- Problem details: Gather all lines with "logo" from the records.

- Entries supplied:

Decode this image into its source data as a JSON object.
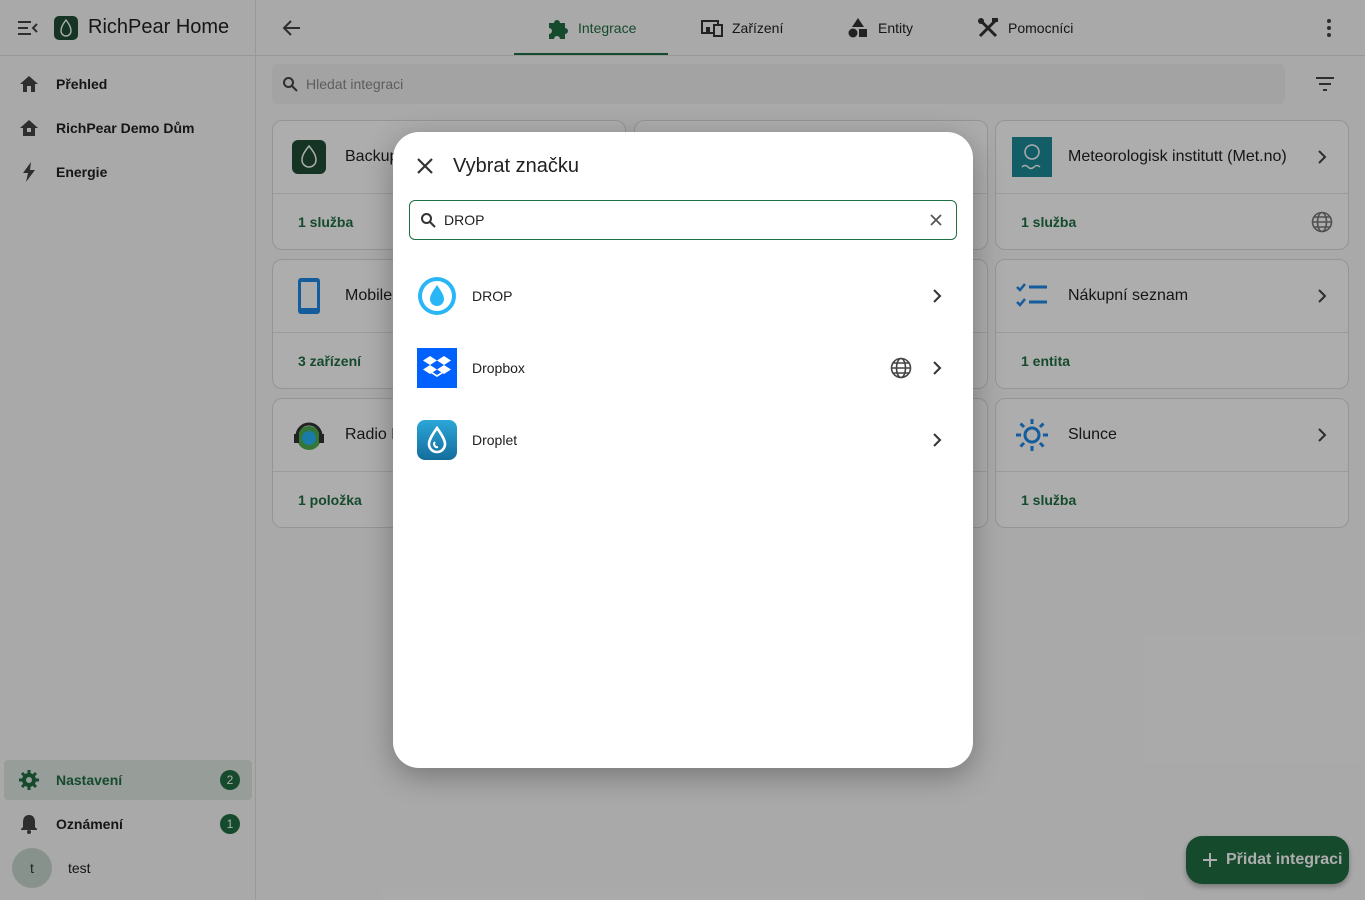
{
  "app": {
    "title": "RichPear Home"
  },
  "sidebar": {
    "items": [
      {
        "label": "Přehled",
        "icon": "home-icon"
      },
      {
        "label": "RichPear Demo Dům",
        "icon": "home-outline-icon"
      },
      {
        "label": "Energie",
        "icon": "lightning-icon"
      }
    ],
    "settings": {
      "label": "Nastavení",
      "badge": "2"
    },
    "notifications": {
      "label": "Oznámení",
      "badge": "1"
    },
    "user": {
      "initial": "t",
      "name": "test"
    }
  },
  "tabs": [
    {
      "label": "Integrace",
      "icon": "puzzle-icon",
      "active": true
    },
    {
      "label": "Zařízení",
      "icon": "devices-icon",
      "active": false
    },
    {
      "label": "Entity",
      "icon": "shapes-icon",
      "active": false
    },
    {
      "label": "Pomocníci",
      "icon": "tools-icon",
      "active": false
    }
  ],
  "search": {
    "placeholder": "Hledat integraci"
  },
  "cards": [
    {
      "title": "Backup",
      "link": "1 služba",
      "icon": "backup-logo"
    },
    {
      "title": "Meteorologisk institutt (Met.no)",
      "link": "1 služba",
      "icon": "metno-logo",
      "cloud": true
    },
    {
      "title": "Mobile App",
      "link": "3 zařízení",
      "icon": "phone-icon"
    },
    {
      "title": "Nákupní seznam",
      "link": "1 entita",
      "icon": "checklist-icon"
    },
    {
      "title": "Radio Browser",
      "link": "1 položka",
      "icon": "radio-logo"
    },
    {
      "title": "Slunce",
      "link": "1 služba",
      "icon": "sun-icon"
    }
  ],
  "dialog": {
    "title": "Vybrat značku",
    "search_value": "DROP",
    "brands": [
      {
        "name": "DROP",
        "icon": "drop-logo",
        "cloud": false
      },
      {
        "name": "Dropbox",
        "icon": "dropbox-logo",
        "cloud": true
      },
      {
        "name": "Droplet",
        "icon": "droplet-logo",
        "cloud": false
      }
    ]
  },
  "fab": {
    "label": "Přidat integraci"
  },
  "colors": {
    "accent": "#1f6e43",
    "scrim": "rgba(0,0,0,0.32)"
  }
}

- Answer space:
      "icon": "backup-logo"
      "icon": "metno-logo",
      "icon": "radio-logo"
        "icon": "drop-logo",
        "icon": "dropbox-logo",
        "icon": "droplet-logo",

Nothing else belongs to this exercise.